■ Problem requirements
Each record must appear in the answer exactly as given.

(Page and application data records)
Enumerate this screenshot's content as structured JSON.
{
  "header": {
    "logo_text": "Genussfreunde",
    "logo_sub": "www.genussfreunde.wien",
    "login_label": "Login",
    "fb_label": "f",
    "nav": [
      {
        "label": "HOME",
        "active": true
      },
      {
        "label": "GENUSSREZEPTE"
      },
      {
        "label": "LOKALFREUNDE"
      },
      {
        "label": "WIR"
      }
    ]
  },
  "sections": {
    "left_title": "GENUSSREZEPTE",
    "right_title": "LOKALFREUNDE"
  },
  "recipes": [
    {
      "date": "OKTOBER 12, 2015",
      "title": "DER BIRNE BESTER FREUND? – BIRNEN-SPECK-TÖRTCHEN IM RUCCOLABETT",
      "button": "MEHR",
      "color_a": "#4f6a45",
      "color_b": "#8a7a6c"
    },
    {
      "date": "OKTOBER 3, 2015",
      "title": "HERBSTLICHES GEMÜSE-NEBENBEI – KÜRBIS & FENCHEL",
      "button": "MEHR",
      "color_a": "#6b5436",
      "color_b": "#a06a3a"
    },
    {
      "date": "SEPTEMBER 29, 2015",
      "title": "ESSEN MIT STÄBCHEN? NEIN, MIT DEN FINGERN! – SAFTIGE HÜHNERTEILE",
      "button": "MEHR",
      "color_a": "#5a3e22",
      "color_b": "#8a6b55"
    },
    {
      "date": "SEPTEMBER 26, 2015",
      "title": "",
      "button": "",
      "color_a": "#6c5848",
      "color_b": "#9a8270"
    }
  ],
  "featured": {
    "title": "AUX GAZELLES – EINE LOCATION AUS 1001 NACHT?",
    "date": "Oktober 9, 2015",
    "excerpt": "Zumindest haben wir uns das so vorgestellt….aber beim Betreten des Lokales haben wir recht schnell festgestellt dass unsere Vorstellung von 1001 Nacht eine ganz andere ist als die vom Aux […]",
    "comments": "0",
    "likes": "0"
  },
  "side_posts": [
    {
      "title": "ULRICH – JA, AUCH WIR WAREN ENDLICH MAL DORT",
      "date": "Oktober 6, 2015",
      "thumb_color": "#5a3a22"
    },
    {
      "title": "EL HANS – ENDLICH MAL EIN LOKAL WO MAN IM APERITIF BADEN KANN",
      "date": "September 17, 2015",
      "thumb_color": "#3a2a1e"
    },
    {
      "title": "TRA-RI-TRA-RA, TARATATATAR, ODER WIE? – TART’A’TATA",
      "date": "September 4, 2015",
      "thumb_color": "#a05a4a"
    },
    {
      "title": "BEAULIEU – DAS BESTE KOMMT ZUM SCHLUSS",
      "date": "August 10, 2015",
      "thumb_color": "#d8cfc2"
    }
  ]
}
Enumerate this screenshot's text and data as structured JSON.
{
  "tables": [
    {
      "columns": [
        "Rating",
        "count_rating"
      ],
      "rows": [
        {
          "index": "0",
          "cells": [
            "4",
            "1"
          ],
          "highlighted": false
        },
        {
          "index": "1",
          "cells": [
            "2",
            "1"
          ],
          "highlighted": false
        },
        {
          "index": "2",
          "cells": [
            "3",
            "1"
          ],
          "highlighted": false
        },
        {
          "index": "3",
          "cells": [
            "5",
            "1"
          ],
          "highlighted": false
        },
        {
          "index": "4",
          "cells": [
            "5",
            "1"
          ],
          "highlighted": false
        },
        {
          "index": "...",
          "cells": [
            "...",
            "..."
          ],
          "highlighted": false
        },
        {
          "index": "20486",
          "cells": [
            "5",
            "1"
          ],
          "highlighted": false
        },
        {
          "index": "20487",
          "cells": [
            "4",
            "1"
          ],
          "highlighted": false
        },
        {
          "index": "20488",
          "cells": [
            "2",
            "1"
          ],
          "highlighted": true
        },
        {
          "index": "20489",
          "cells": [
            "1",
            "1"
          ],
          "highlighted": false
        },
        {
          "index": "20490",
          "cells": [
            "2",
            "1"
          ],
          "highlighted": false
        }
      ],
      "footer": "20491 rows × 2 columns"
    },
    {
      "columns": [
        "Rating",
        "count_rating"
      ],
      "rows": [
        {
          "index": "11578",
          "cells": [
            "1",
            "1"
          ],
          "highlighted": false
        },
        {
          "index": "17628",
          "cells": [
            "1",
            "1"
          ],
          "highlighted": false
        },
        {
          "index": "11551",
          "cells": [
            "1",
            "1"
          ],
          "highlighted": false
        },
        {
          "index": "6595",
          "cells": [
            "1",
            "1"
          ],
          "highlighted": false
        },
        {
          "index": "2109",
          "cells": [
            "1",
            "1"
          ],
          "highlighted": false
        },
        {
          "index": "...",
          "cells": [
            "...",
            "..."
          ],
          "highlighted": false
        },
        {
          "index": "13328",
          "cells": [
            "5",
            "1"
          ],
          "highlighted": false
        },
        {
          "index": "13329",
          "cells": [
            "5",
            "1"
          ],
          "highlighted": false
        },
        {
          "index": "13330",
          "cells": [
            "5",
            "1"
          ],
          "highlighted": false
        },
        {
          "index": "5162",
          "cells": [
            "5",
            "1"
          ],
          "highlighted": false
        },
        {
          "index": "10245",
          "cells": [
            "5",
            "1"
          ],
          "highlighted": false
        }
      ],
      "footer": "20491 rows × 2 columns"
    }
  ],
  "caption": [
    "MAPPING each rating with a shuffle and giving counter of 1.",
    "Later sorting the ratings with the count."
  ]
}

■ Result for this task
Enumerate this screenshot's content as structured JSON.
{
  "header": {
    "logo_text": "Genussfreunde",
    "logo_sub": "www.genussfreunde.wien",
    "login_label": "Login",
    "fb_label": "f",
    "nav": [
      {
        "label": "HOME",
        "active": true
      },
      {
        "label": "GENUSSREZEPTE"
      },
      {
        "label": "LOKALFREUNDE"
      },
      {
        "label": "WIR"
      }
    ]
  },
  "sections": {
    "left_title": "GENUSSREZEPTE",
    "right_title": "LOKALFREUNDE"
  },
  "recipes": [
    {
      "date": "OKTOBER 12, 2015",
      "title": "DER BIRNE BESTER FREUND? – BIRNEN-SPECK-TÖRTCHEN IM RUCCOLABETT",
      "button": "MEHR",
      "color_a": "#4f6a45",
      "color_b": "#8a7a6c"
    },
    {
      "date": "OKTOBER 3, 2015",
      "title": "HERBSTLICHES GEMÜSE-NEBENBEI – KÜRBIS & FENCHEL",
      "button": "MEHR",
      "color_a": "#6b5436",
      "color_b": "#a06a3a"
    },
    {
      "date": "SEPTEMBER 29, 2015",
      "title": "ESSEN MIT STÄBCHEN? NEIN, MIT DEN FINGERN! – SAFTIGE HÜHNERTEILE",
      "button": "MEHR",
      "color_a": "#5a3e22",
      "color_b": "#8a6b55"
    },
    {
      "date": "SEPTEMBER 26, 2015",
      "title": "",
      "button": "",
      "color_a": "#6c5848",
      "color_b": "#9a8270"
    }
  ],
  "featured": {
    "title": "AUX GAZELLES – EINE LOCATION AUS 1001 NACHT?",
    "date": "Oktober 9, 2015",
    "excerpt": "Zumindest haben wir uns das so vorgestellt….aber beim Betreten des Lokales haben wir recht schnell festgestellt dass unsere Vorstellung von 1001 Nacht eine ganz andere ist als die vom Aux […]",
    "comments": "0",
    "likes": "0"
  },
  "side_posts": [
    {
      "title": "ULRICH – JA, AUCH WIR WAREN ENDLICH MAL DORT",
      "date": "Oktober 6, 2015",
      "thumb_color": "#5a3a22"
    },
    {
      "title": "EL HANS – ENDLICH MAL EIN LOKAL WO MAN IM APERITIF BADEN KANN",
      "date": "September 17, 2015",
      "thumb_color": "#3a2a1e"
    },
    {
      "title": "TRA-RI-TRA-RA, TARATATATAR, ODER WIE? – TART’A’TATA",
      "date": "September 4, 2015",
      "thumb_color": "#a05a4a"
    },
    {
      "title": "BEAULIEU – DAS BESTE KOMMT ZUM SCHLUSS",
      "date": "August 10, 2015",
      "thumb_color": "#d8cfc2"
    }
  ]
}
Enumerate this screenshot's text and data as structured JSON.
{
  "tables": [
    {
      "columns": [
        "Rating",
        "count_rating"
      ],
      "rows": [
        {
          "index": "0",
          "cells": [
            "4",
            "1"
          ],
          "highlighted": false
        },
        {
          "index": "1",
          "cells": [
            "2",
            "1"
          ],
          "highlighted": false
        },
        {
          "index": "2",
          "cells": [
            "3",
            "1"
          ],
          "highlighted": false
        },
        {
          "index": "3",
          "cells": [
            "5",
            "1"
          ],
          "highlighted": false
        },
        {
          "index": "4",
          "cells": [
            "5",
            "1"
          ],
          "highlighted": false
        },
        {
          "index": "...",
          "cells": [
            "...",
            "..."
          ],
          "highlighted": false
        },
        {
          "index": "20486",
          "cells": [
            "5",
            "1"
          ],
          "highlighted": false
        },
        {
          "index": "20487",
          "cells": [
            "4",
            "1"
          ],
          "highlighted": false
        },
        {
          "index": "20488",
          "cells": [
            "2",
            "1"
          ],
          "highlighted": true
        },
        {
          "index": "20489",
          "cells": [
            "1",
            "1"
          ],
          "highlighted": false
        },
        {
          "index": "20490",
          "cells": [
            "2",
            "1"
          ],
          "highlighted": false
        }
      ],
      "footer": "20491 rows × 2 columns"
    },
    {
      "columns": [
        "Rating",
        "count_rating"
      ],
      "rows": [
        {
          "index": "11578",
          "cells": [
            "1",
            "1"
          ],
          "highlighted": false
        },
        {
          "index": "17628",
          "cells": [
            "1",
            "1"
          ],
          "highlighted": false
        },
        {
          "index": "11551",
          "cells": [
            "1",
            "1"
          ],
          "highlighted": false
        },
        {
          "index": "6595",
          "cells": [
            "1",
            "1"
          ],
          "highlighted": false
        },
        {
          "index": "2109",
          "cells": [
            "1",
            "1"
          ],
          "highlighted": false
        },
        {
          "index": "...",
          "cells": [
            "...",
            "..."
          ],
          "highlighted": false
        },
        {
          "index": "13328",
          "cells": [
            "5",
            "1"
          ],
          "highlighted": false
        },
        {
          "index": "13329",
          "cells": [
            "5",
            "1"
          ],
          "highlighted": false
        },
        {
          "index": "13330",
          "cells": [
            "5",
            "1"
          ],
          "highlighted": false
        },
        {
          "index": "5162",
          "cells": [
            "5",
            "1"
          ],
          "highlighted": false
        },
        {
          "index": "10245",
          "cells": [
            "5",
            "1"
          ],
          "highlighted": false
        }
      ],
      "footer": "20491 rows × 2 columns"
    }
  ],
  "caption": [
    "MAPPING each rating with a shuffle and giving counter of 1.",
    "Later sorting the ratings with the count."
  ]
}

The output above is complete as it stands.